I recommend using this for meatballs, pizza, or even rubbing it on your steak. If you want a dip for your bread, add a hint of oregano to your olive oil and balsamic vinegar mixture.
Fennel seed tastes a bit like the aniseed, making it an adequate substitute for tarragon. But they have a slightly different flavor, with it being sweeter but with a mix of spice. It’s ideal when using it as a rub for your meat or for even creating ice cream.
Another nice benefit of this herb is that it’s medicinal, containing excellent health benefits you can reap. Use this as you would with aniseeds, though remember not to go overboard and taste the recipe before you add more.
Just like the aniseed, the angelica is perfect for making candies and jams. They are also used to flavor alcoholic drinks such as chartreuse and gin. It possesses the licorice flavor like tarragon, making it an excellent way to sweeten dishes.
It’s perfect for candies, aims, or for alcoholic drinks, most specifically Asian dishes as they are found in Japan and China. While they are an optimal alternative for your dishes to make it sweeter, they are a bit difficult to find.
Parsley and Cinnamon Powder
Parsley is known for its distinct spicy and minty flavor, so to sweeten it out, add a bit of cinnamon powder to make the flavors similar to tarragon. It’s the optimal substitute when making French sauces.
To make this replacement, mix half a teaspoon of parsley, half a teaspoon of cinnamon, and a quarter cup of water. Heat the water and place the spices without letting it boil. Allow it to simmer and then use it for your sauces or as a dressing.
Where Can You Use a Substitute for Tarragon?
Now that you know about the awesome alternatives for tarragon you can use, what are the ways you can add them to your dishes for better flavors? Here are some excellent ideas you can use tarragon and its alternatives in:
Soup or Broth
Adding a hint of tarragon or its alternatives to your soup will give it a more distinct flavor without overpowering the dish and its ingredients.
Tarragon and its alternatives are best used for sauces of any chicken dish. Make a quick gravy by mixing chopped tarragon with butter, mixing it with your desired seasonings and chicken brown. Pour it on the chicken or use it as a dip.
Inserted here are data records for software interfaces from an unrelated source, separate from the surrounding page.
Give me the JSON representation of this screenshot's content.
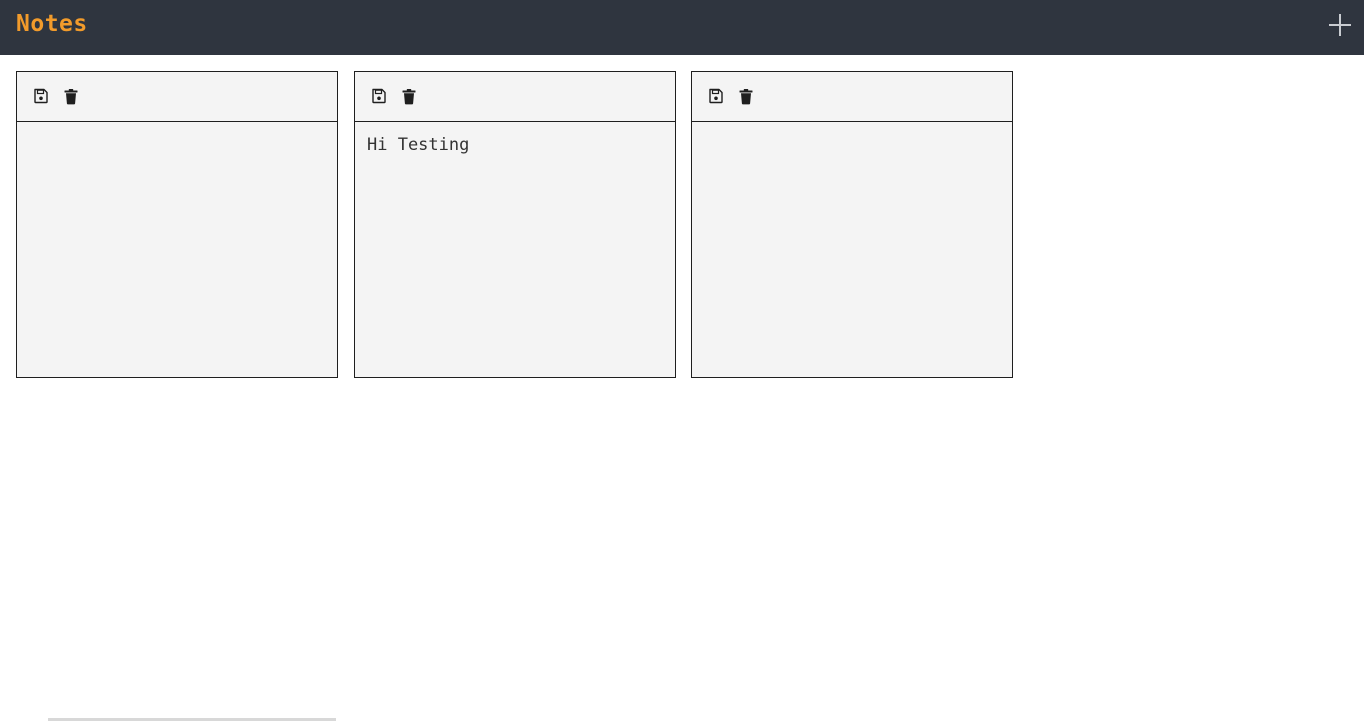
{
  "app": {
    "title": "Notes",
    "add_button_icon": "plus-icon"
  },
  "colors": {
    "header_bg": "#2f353f",
    "title": "#f29b2b",
    "note_bg": "#f4f4f4",
    "note_border": "#1f1f1f"
  },
  "notes": [
    {
      "text": "",
      "icons": [
        "save-icon",
        "trash-icon"
      ]
    },
    {
      "text": "Hi Testing",
      "icons": [
        "save-icon",
        "trash-icon"
      ]
    },
    {
      "text": "",
      "icons": [
        "save-icon",
        "trash-icon"
      ]
    }
  ]
}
Another idea is to use these is to create a spread with feta cheese, spreading the mixture on top of crackers or bread.
You can also make vinegar, as it has a bittersweet flavor. Add a few leaves (or powder, depending on your chosen alternative) and leave it for a month before using it as a salad dressing or dip for unique dishes.
This is one of the most popular ways people use tarragon in. It gives your meat a hint of a savory flavor combined with sweetness, which offers the perfect balance to any dish. I love seasoning a rub mixed with tarragon to my chicken or turkey.
Besides meat, you can also season sweet corn with it, providing a slightly savory and bittersweet flavor to tone down its sweetness level.
Tarragon is such a heavenly spice you’ve got to try, with explosive flavors coming into your dishes when you sprinkle it as you cook. But, there will be times you won’t have it in the house. If you’re caught in a pickle and need the tarragon immediately, then not to worry. You can find an awesome substitute for tarragon sitting right in the comforts of your home.
I hope that this article on the best substitute for tarragon helped you find the ideal alternative you can use in exchange for this spice. So don’t wait any longer! For those who need a substitute for tarragon today, then try any of these alternatives today.
If you’ve got any queries or want to share your tips and experiences with using a substitute for tarragon, then do post your comments here. I would love to hear what you’ve got to think.